And to those who, nevertheless, think that his oath to Herr Hitler is still valid and that it is not within the tradition of the German soldier or the German civil servant to break a solemn oath, to those we must answer: in the past, during moments of the greatest danger for the nation and the state, German patriots have not hesitated to follow their consciences. Yorck (in turning against Napoleon despite his King's orders to remain a loyal ally of the French) renounced his allegiance to his King once it proved unbearable. And there are enough examples in our history of a revolutionary disposition, a "Fronde" of Prussian Officers. One need mention only Marwitz and what he had to say on this theme&emdash;even leaving aside for the moment, whether Herr Hitler has ever earned that transfiguring respect, which alone can justify giving him the force of higher law than is usually granted to a tribune of the people.

D. A NEW GOVERNMENT FOR THE REICH

1. An Honorable Peace: The conditions under which a new German government could negotiate peace depend on the strength, and primarily the military strength, which Germany could throw into the scale. The intervention of elements who wish to preserve the state, therefore, can be guaranteed success only as long as a military defeat, or a domestic revolution (like that in November 1918) can be avoided. A new government a la November 9, 1918 will be able to offer little more than the "Government of the People" did at Versailles. Only a government which can count on an intact army can win a true "peace with honor," that is a peace which leaves German intact within its ethnographical boundaries (along the principles of the Munich Agreement), which creates a land-bridge to East Prussia, and which restores to Germany the Eastern Silesian industrial territory.
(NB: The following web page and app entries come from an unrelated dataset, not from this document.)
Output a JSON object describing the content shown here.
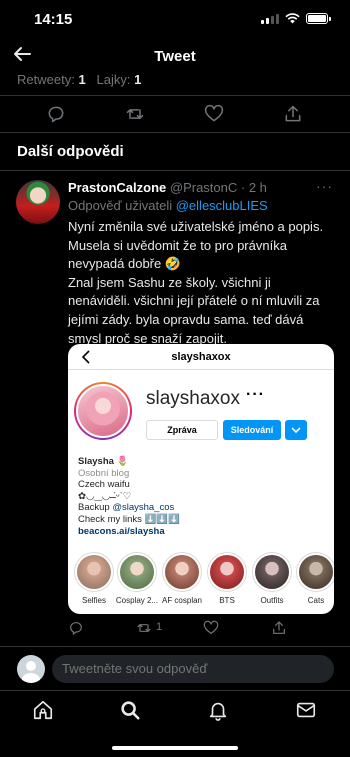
{
  "status_bar": {
    "time": "14:15"
  },
  "header": {
    "title": "Tweet"
  },
  "stats": {
    "retweets_label": "Retweety:",
    "retweets": "1",
    "likes_label": "Lajky:",
    "likes": "1"
  },
  "section_title": "Další odpovědi",
  "reply": {
    "author_name": "PrastonCalzone",
    "author_handle": "@PrastonC",
    "time": "· 2 h",
    "reply_to_label": "Odpověď uživateli",
    "reply_to_handle": "@ellesclubLIES",
    "text": "Nyní změnila své uživatelské jméno a popis.\nMusela si uvědomit že to pro právníka nevypadá dobře 🤣\nZnal jsem Sashu ze školy. všichni ji nenáviděli. všichni její přátelé o ní mluvili za jejími zády. byla opravdu sama. teď dává smysl proč se snaží zapojit.",
    "retweet_count": "1"
  },
  "embed": {
    "top_name": "slayshaxox",
    "username": "slayshaxox",
    "message_button": "Zpráva",
    "follow_button": "Sledování",
    "bio": {
      "name": "Slaysha 🌷",
      "category": "Osobní blog",
      "line1": "Czech waifu",
      "line2": "✿◡‿◡ ̶̶̶̶̶̶ˊᵕˋ♡",
      "backup_label": "Backup",
      "backup_handle": "@slaysha_cos",
      "links_line": "Check my links ⬇️⬇️⬇️",
      "url": "beacons.ai/slaysha"
    },
    "highlights": [
      {
        "label": "Selfies",
        "color": "#c9a08a"
      },
      {
        "label": "Cosplay 2...",
        "color": "#8aa07a"
      },
      {
        "label": "AF cosplan",
        "color": "#b87a6a"
      },
      {
        "label": "BTS",
        "color": "#c94848"
      },
      {
        "label": "Outfits",
        "color": "#6a5a5a"
      },
      {
        "label": "Cats",
        "color": "#7a6a5a"
      }
    ]
  },
  "compose": {
    "placeholder": "Tweetněte svou odpověď"
  },
  "icons": {
    "back": "back-arrow-icon",
    "reply": "reply-icon",
    "retweet": "retweet-icon",
    "like": "heart-icon",
    "share": "share-icon",
    "home": "home-icon",
    "search": "search-icon",
    "notifications": "bell-icon",
    "messages": "mail-icon"
  },
  "colors": {
    "accent": "#1d9bf0",
    "background": "#000000",
    "instagram_blue": "#0095f6"
  }
}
Such a peace would represent the true national interest. It would avoid the disadvantages of having foreign peoples incorporated into the Reich, and yet would still ensure for Germany the geographical and economic foundations for overwhelming influence on rump Czechia and rump Poland. Finally, such a peace would be the proper crown for the sacrifices and laurels won in the Polish campaign. And mildness in victory is always a great political accomplishment (See the Peace of Nikolsburg)[the treaty with Russia which ended the Seven Years War.]

For the other side, such a peace would have the following factors working for it: a general rejoicing over the destruction of dangers which a Hitler government represented for all states; the French abhorrence for a war which did not involve fighting for their own land; the forceful desire for peace on the part of the whole neutral world; and the general fear of a further advance of Bolshevism in Europe.

Such a peace would also save face for England and France, since both countries would be pleased with the restoration of rump Czechia and rump Poland.

2. ... (missing from the document which has survived. The authors say that it contained suggestions about a new German constitution, calling for the restoration of the monarchy.)

3. First Measures:

a. Announcement of our Platform: We are forced to act in this last hour before foreign and domestic dissolution for the conclusion of an honorable peace; for the creation of the Rule of Law (habeas corpus act, elimination of the GESTAPO); for a renewal of the state in the spirit of decency, morality and the Prussian tradition; for the participation of the people in public decisions as is appropriate for free Germans (dissolution of the NSDAP); for a legal and truly German (Prussian) socialism; for a Christian and ethical revival.

b. Essential measures: Among other measures, occupation of the radio stations and press; occupation of the post office and gas works, etc.

Local purges through military commanders, etc.

END OF READINGS.

To review individual sections, click on the appropriate box:

German Plans 1936-1938

Anschluß to Sudeten Crisis 1938

Appeasement to Prague 1938-39

Polish Crisis Becomes War 1939